Me: Ah, they didn’t have any nice ones. They only had stuff that you guys don’t like. (BULLSHIT)
Me: They make really nice hot chocolates at um, the Cardrona Hotel… and there’s a fireplace, and there’s other kids there…
Rory: Is there something that is, that is, that is adventurous?
Rory: Yeah. Adventurous.
Me: Well you guys can go and find some adventure if you want, or you can sit with us and just chill!
Rory (over me again): No! I wanna go up… I wanna go… (muffled, running, swishing sounds, I had to do up my backpack then chase after the others who’d gone ahead)…
Rory (crying): I’m just really tired! I wanna go home! I don’t wanna go there!
(after a while calms down a bit) I wanna do the “I believe I can fly” – I wanna do that.
Me: But I thought you were so tired.
Rory: But I wanna do it.
By the time we got there I’d fed him a muesli bar and he was on a slightly more even keel, and a hot choccie and some chips helped him get his second wind. The pair of them had fun racing around the little playground with their cousins and some other kids while J and I caught up with everyone. Aah so nice…
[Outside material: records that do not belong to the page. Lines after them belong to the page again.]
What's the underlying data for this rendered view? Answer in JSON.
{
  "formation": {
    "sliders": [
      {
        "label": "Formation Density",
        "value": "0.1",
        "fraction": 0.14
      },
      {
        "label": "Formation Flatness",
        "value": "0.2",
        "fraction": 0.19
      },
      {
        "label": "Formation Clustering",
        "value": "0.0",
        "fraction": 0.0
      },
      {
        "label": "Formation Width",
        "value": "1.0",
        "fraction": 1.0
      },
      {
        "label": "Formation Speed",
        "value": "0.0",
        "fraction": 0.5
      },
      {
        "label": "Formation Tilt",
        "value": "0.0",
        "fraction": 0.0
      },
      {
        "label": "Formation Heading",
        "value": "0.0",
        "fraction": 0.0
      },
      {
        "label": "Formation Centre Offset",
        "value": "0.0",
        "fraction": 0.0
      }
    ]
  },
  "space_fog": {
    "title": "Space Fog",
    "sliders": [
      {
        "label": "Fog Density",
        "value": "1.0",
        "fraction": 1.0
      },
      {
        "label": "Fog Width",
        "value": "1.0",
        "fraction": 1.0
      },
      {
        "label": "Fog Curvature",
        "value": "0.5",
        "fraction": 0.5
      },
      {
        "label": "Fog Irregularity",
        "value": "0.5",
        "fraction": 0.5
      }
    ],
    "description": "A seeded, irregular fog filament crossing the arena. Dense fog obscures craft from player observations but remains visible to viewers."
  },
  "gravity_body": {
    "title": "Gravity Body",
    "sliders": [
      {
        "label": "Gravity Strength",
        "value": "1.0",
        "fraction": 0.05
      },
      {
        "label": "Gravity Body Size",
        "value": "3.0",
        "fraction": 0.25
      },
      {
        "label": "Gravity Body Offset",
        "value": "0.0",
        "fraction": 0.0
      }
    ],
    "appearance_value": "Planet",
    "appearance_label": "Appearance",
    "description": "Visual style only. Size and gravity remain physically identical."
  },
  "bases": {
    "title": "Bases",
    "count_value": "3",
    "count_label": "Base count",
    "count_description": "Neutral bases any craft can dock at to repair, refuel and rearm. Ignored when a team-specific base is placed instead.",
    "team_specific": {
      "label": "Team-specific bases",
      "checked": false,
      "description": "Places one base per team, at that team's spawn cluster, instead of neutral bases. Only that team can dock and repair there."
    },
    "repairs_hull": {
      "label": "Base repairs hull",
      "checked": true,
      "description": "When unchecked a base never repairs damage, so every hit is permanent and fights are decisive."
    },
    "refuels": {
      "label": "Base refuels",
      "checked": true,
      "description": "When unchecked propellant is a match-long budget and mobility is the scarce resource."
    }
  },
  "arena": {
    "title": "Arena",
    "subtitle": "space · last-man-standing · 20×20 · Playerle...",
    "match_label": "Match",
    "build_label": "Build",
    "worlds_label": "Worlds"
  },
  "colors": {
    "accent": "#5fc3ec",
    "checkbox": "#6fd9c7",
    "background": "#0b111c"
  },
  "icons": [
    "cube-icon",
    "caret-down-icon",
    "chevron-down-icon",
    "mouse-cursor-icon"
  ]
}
Well as far as snow days go it couldn’t have gone much better. The next day the boys were fully recovered and kept asking when we were going back. We did so the following morning – still couldn’t sell them on the chairlift – but even so they still loved it and can’t wait to come to the snow again.
And from now on, neither can I!